Looks like Jonidan 21 Nakao injured himself, and was unable to remount the dohyo to bow following his match. There have been a number of injuries during Fukuoka, and it’s tough to watch. At least he was able to slowly walk out on his own power.
Josh K - Sun 01:39:16
Like the wee Ezuka just flew out of the dohyo, I’m outta here. Good luck to Wakaichiro and all the Tachiai ones to watch today. I presume Bruce is on sake duty, so he’s got you covered.
Josh K - Sun 01:31:01
Tachiai now has 500 likes on Facebook! Thanks everyone – share the site with your friends!
Josh K - Sun 01:29:59

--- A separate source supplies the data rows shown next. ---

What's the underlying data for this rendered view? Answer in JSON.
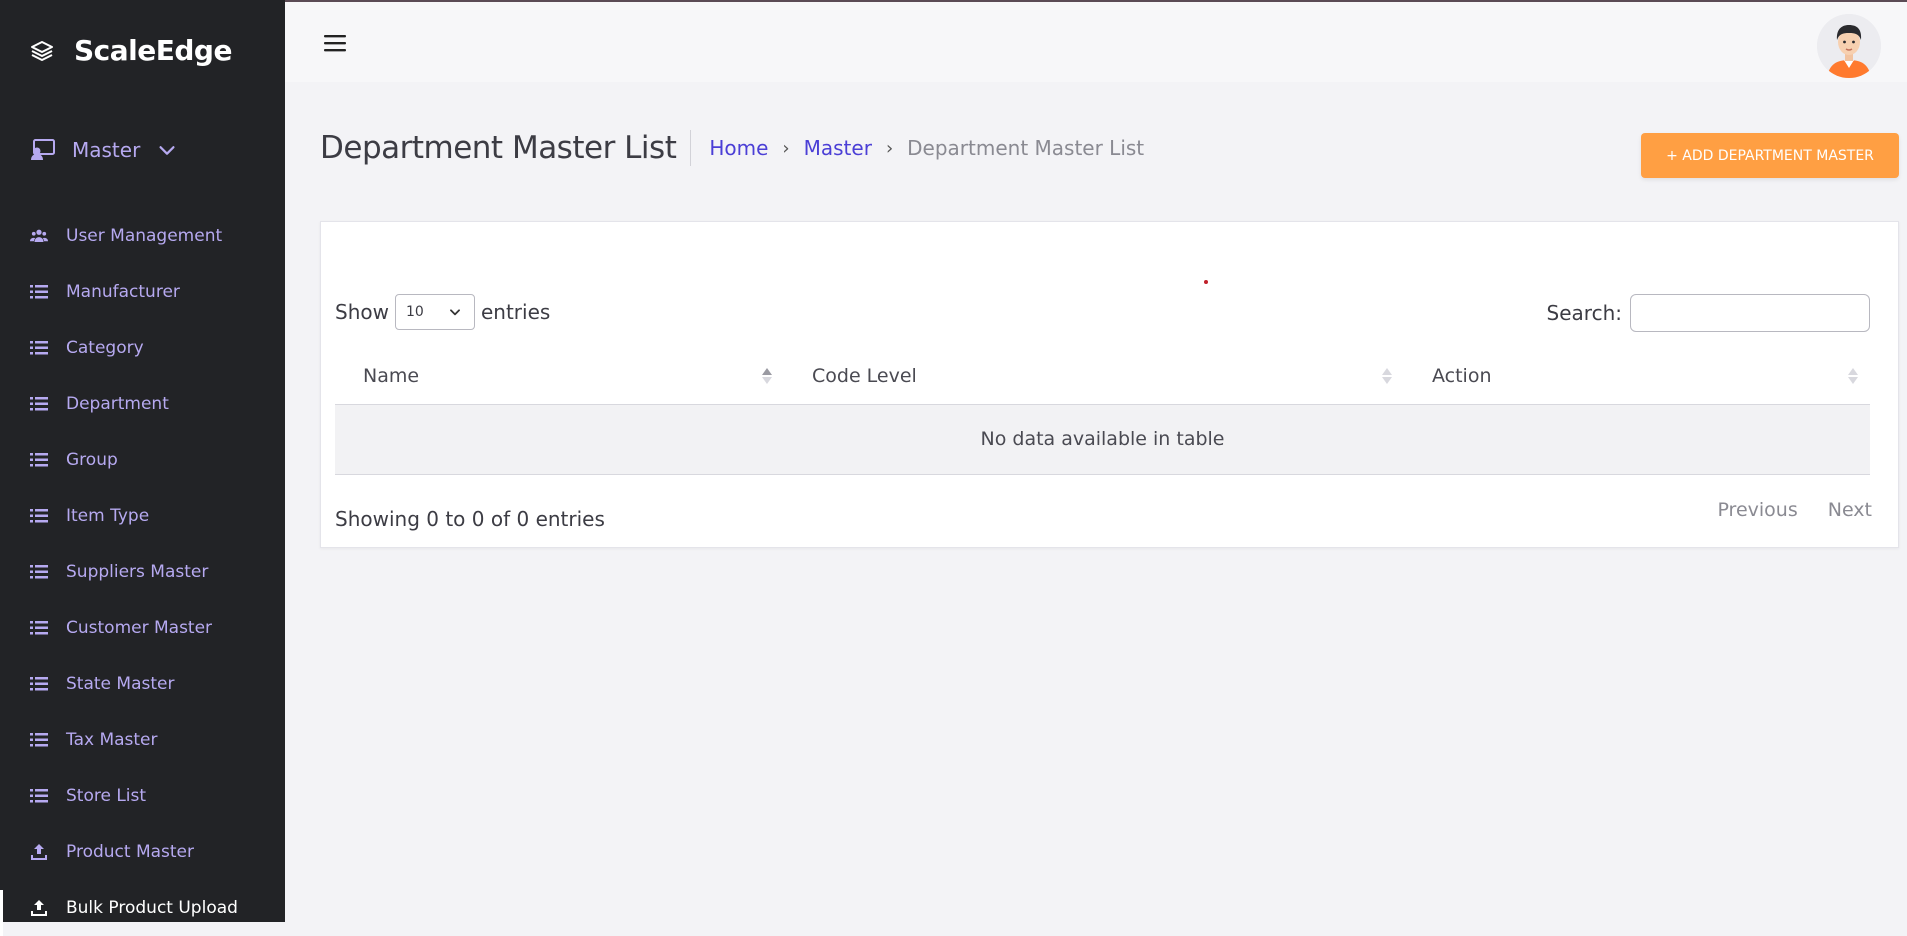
{
  "brand": {
    "name": "ScaleEdge"
  },
  "sidebar": {
    "master_label": "Master",
    "items": [
      {
        "label": "User Management",
        "icon": "users-icon"
      },
      {
        "label": "Manufacturer",
        "icon": "list-icon"
      },
      {
        "label": "Category",
        "icon": "list-icon"
      },
      {
        "label": "Department",
        "icon": "list-icon"
      },
      {
        "label": "Group",
        "icon": "list-icon"
      },
      {
        "label": "Item Type",
        "icon": "list-icon"
      },
      {
        "label": "Suppliers Master",
        "icon": "list-icon"
      },
      {
        "label": "Customer Master",
        "icon": "list-icon"
      },
      {
        "label": "State Master",
        "icon": "list-icon"
      },
      {
        "label": "Tax Master",
        "icon": "list-icon"
      },
      {
        "label": "Store List",
        "icon": "list-icon"
      },
      {
        "label": "Product Master",
        "icon": "upload-icon"
      },
      {
        "label": "Bulk Product Upload",
        "icon": "upload-icon"
      }
    ]
  },
  "header": {
    "title": "Department Master List",
    "breadcrumb": [
      "Home",
      "Master",
      "Department Master List"
    ],
    "add_button": "+ ADD DEPARTMENT MASTER"
  },
  "table": {
    "show_label": "Show",
    "entries_label": "entries",
    "page_length": "10",
    "search_label": "Search:",
    "search_value": "",
    "columns": [
      "Name",
      "Code Level",
      "Action"
    ],
    "empty_message": "No data available in table",
    "info": "Showing 0 to 0 of 0 entries",
    "previous": "Previous",
    "next": "Next"
  },
  "colors": {
    "sidebar_bg": "#222326",
    "sidebar_text": "#b6a9f0",
    "accent": "#ff9f43",
    "link": "#4b3fd6"
  }
}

Easier said than done but it seems fairly clear that if you want to make short work of Jonidan, having a great tachiai will get you out of fifth division purgatory. Young rikishi have a million distractions (stable chores, serving sekitori, etc), but if I’m a Jonidan rikishi hell bent to make it to the higher divisions, that’s the number one thing I’m practising right now.

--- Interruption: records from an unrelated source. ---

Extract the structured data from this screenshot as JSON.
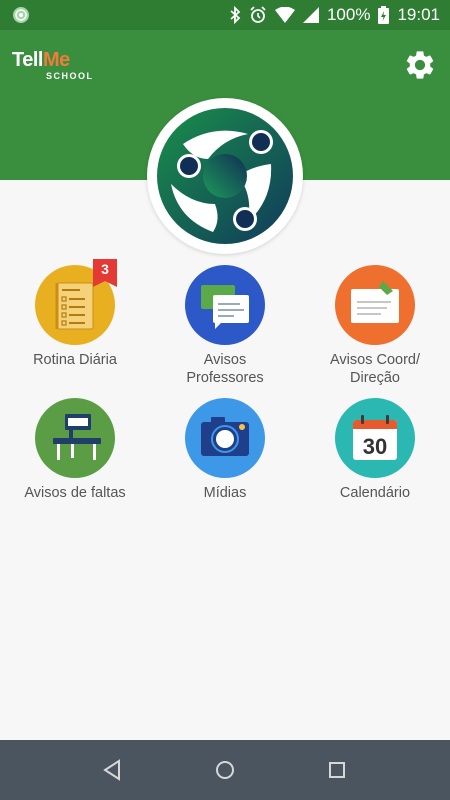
{
  "status_bar": {
    "battery": "100%",
    "time": "19:01"
  },
  "brand": {
    "name_part1": "Tell",
    "name_part2": "Me",
    "subtitle": "SCHOOL"
  },
  "menu": {
    "items": [
      {
        "label": "Rotina Diária",
        "badge": "3"
      },
      {
        "label": "Avisos Professores"
      },
      {
        "label": "Avisos Coord/ Direção"
      },
      {
        "label": "Avisos de faltas"
      },
      {
        "label": "Mídias"
      },
      {
        "label": "Calendário",
        "calendar_day": "30"
      }
    ]
  },
  "colors": {
    "status_bar": "#2e7d32",
    "header": "#3a8f3e",
    "rotina": "#e8b021",
    "avisos_prof": "#2d58c8",
    "avisos_coord": "#ef6f2e",
    "faltas": "#5b9d45",
    "midias": "#3d98e8",
    "calendario": "#2bb8b2",
    "nav_bar": "#4a5560"
  },
  "icons": {
    "settings": "gear-icon",
    "back": "back-triangle-icon",
    "home": "home-circle-icon",
    "recents": "recents-square-icon"
  }
}
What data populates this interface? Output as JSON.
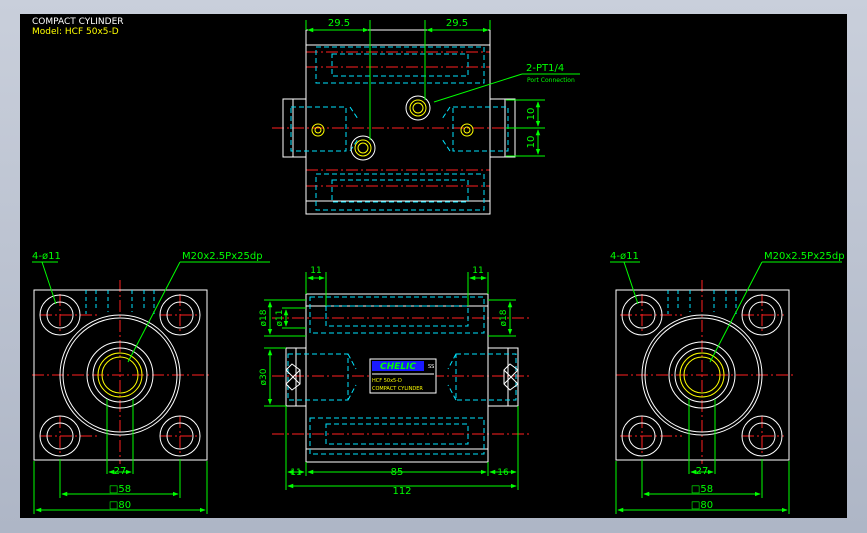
{
  "header": {
    "title": "COMPACT CYLINDER",
    "model": "Model: HCF 50x5-D"
  },
  "top_view": {
    "dim_left": "29.5",
    "dim_right": "29.5",
    "port_label": "2-PT1/4",
    "port_sublabel": "Port Connection",
    "dim_side_a": "10",
    "dim_side_b": "10"
  },
  "left_view": {
    "holes_label": "4-ø11",
    "thread_label": "M20x2.5Px25dp",
    "dim_inner": "27",
    "dim_square": "□58",
    "dim_outer": "□80"
  },
  "front_view": {
    "dim_top_left": "11",
    "dim_top_right": "11",
    "dim_bore_left": "ø18",
    "dim_rod_left": "ø11",
    "dim_bore_right": "ø18",
    "dim_body": "ø30",
    "dim_bottom_left": "11",
    "dim_bottom_mid": "85",
    "dim_bottom_right": "16",
    "dim_total": "112",
    "nameplate": {
      "brand": "CHELIC",
      "mark": "SS",
      "model": "HCF 50x5-D",
      "type": "COMPACT CYLINDER"
    }
  },
  "right_view": {
    "holes_label": "4-ø11",
    "thread_label": "M20x2.5Px25dp",
    "dim_inner": "27",
    "dim_square": "□58",
    "dim_outer": "□80"
  },
  "colors": {
    "background": "#000000",
    "outline": "#ffffff",
    "hidden": "#00e5ff",
    "center": "#ff2020",
    "dimension": "#00ff00",
    "highlight": "#ffff00"
  }
}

Bruce H - Sun 01:22:56
Another member of the 200kg club, Kenho, picked up his kachi-koshi. He is a man of great substance.

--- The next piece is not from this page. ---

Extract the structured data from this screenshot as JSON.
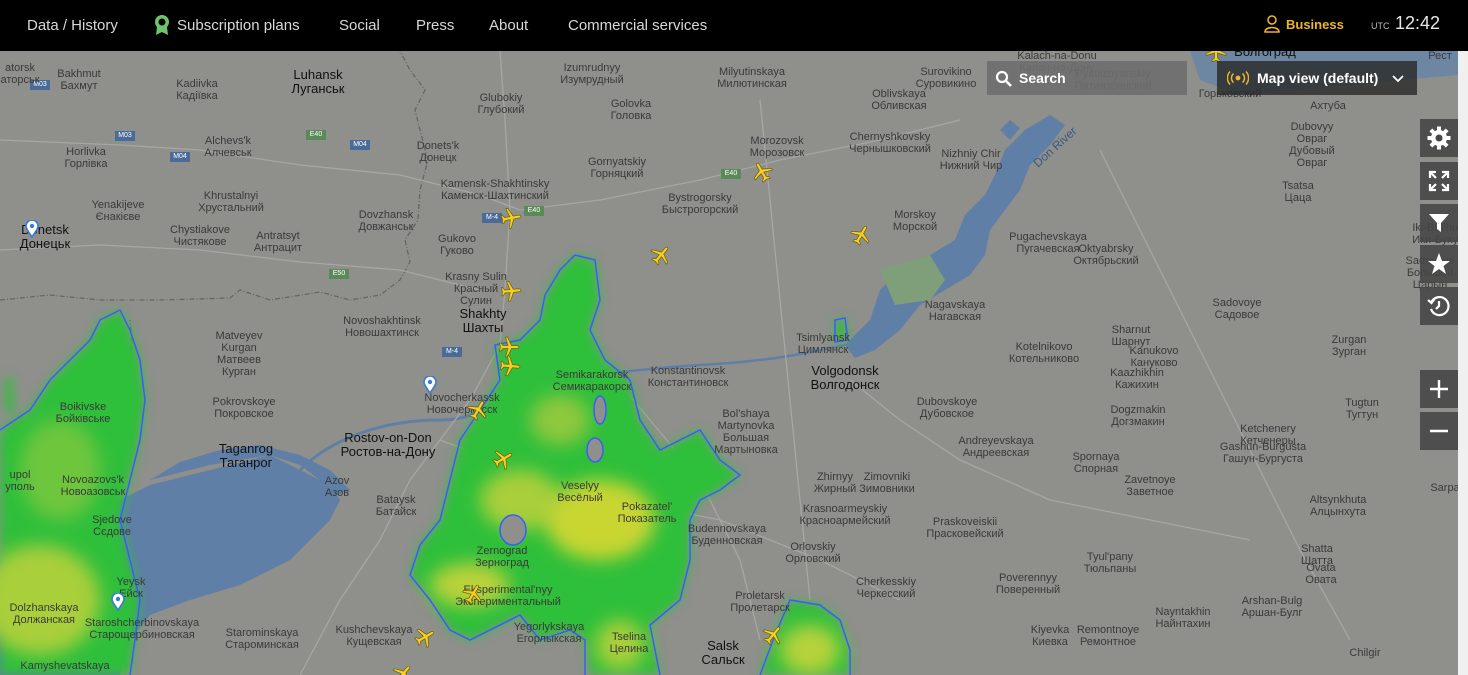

Josh K - Sun 01:15:07
Good to see the ol’ bow twirler Satonofuji pick up a win – against one of the rare rikishi he’s quite a bit younger than! The combined age of the men on the dohyo is 89 as the 41 year old defeated the 48 (!!!!) year old Hanakaze in a match best described as lethargic. You know, there’s always time.
Josh K - Sun 01:13:10
My goodness is that Kenho a big lad or what?
Josh K - Sun 01:12:46
Well hello there, Bruce and sumo fans. Just time for a spot of live blogging from the ANA lounge at Fukuoka before I blast out of here.
There was an interesting match a few minutes ago between Watatani and Zendaisho. Zendaisho absolutely dominated the smaller man, and the gyoji initially ruled in his favour, but it had certainly appeared that he had stepped out first while trying to execute a yorikiri. The judges agreed and after a lengthy monoii, reversed the decision. The lesson there is no matter how much bigger, more dominant or technically skilled you are than your opponents, watching your footwork is every bit as important in the final reckoning as to whether you get a promotion or demotion at the end to the basho.
Bruce H - Sun 00:24:12
Up now on the dohyo is the truly enormous Higonoryu, who is one of a handful of rikishi who weigh in at or above 200 kg (440 lbs). They look massive on video, but they are truly impressive in person.
Bruce H - Sun 00:14:01
[Bruce] Day 8 has started in Kyushu. We expect NHK’s Grand Sumo Live to start in about 8 hours. At the moment the torikumi is at the bottom of Jonidan. Coming up in about 90 minutes is Wakaichro’s day 8 match.
Part of my decision to live blog day 8 came about by looking at all of the rikishi further down the banzuke who will be in action on nakabi.
Wakaichio – In dire need of a win, he comes into day 8 with a 1-2 record, and plenty of chances to still come out of Kyushu with a kachi-koshi. He faces Onomatsu heya’s Mitsumune, a relative newcomer to sumo who is only competing in his 6th basho. Both men are 1-2 looking to score their second win.
Ura – Looking very genki thus far, Ura faces Shikoroyama heya’s Aoi, who has been ranked as high as Makushita 49, but has had two straight make-koshi tournaments. Sadly for Aoi, day 8 he faces a man capable of bending space-time and distorting the very fabric of the universe.
Musashikuni – With only one win thus far, the lead rikishi of the Musashigawa stable faces off against Shikoroyama heya’s Fujita. In 2014, Fujita was injured and spent enough time recovering that he had to return via Maezumo, and work his way up from zero. He quickly fought his way back to Makushita, but a seems to still struggle with injuries.